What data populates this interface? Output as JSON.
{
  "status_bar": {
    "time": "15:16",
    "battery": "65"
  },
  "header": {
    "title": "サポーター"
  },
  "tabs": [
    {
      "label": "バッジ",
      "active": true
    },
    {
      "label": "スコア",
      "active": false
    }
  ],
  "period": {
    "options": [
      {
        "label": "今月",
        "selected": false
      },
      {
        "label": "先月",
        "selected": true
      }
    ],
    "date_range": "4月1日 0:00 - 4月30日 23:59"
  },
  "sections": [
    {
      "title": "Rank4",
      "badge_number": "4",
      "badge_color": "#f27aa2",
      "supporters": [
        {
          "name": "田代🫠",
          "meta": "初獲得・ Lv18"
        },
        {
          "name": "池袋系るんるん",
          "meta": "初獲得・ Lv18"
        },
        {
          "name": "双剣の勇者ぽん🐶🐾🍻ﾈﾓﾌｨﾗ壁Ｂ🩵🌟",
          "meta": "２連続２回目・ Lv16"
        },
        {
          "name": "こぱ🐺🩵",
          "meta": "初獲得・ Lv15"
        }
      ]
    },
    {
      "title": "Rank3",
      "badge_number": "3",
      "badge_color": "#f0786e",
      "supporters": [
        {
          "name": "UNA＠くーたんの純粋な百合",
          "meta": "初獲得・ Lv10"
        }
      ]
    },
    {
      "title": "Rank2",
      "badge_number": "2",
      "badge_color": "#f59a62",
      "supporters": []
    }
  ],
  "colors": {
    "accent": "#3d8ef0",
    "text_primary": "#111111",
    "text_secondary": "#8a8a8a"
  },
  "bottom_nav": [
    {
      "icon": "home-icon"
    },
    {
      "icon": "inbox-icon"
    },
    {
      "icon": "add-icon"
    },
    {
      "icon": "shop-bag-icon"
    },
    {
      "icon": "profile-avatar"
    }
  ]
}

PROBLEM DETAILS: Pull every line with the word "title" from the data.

SOLUTION TO THE PROBLEM:
    "title": "サポーター"
      "title": "Rank4",
      "title": "Rank3",
      "title": "Rank2",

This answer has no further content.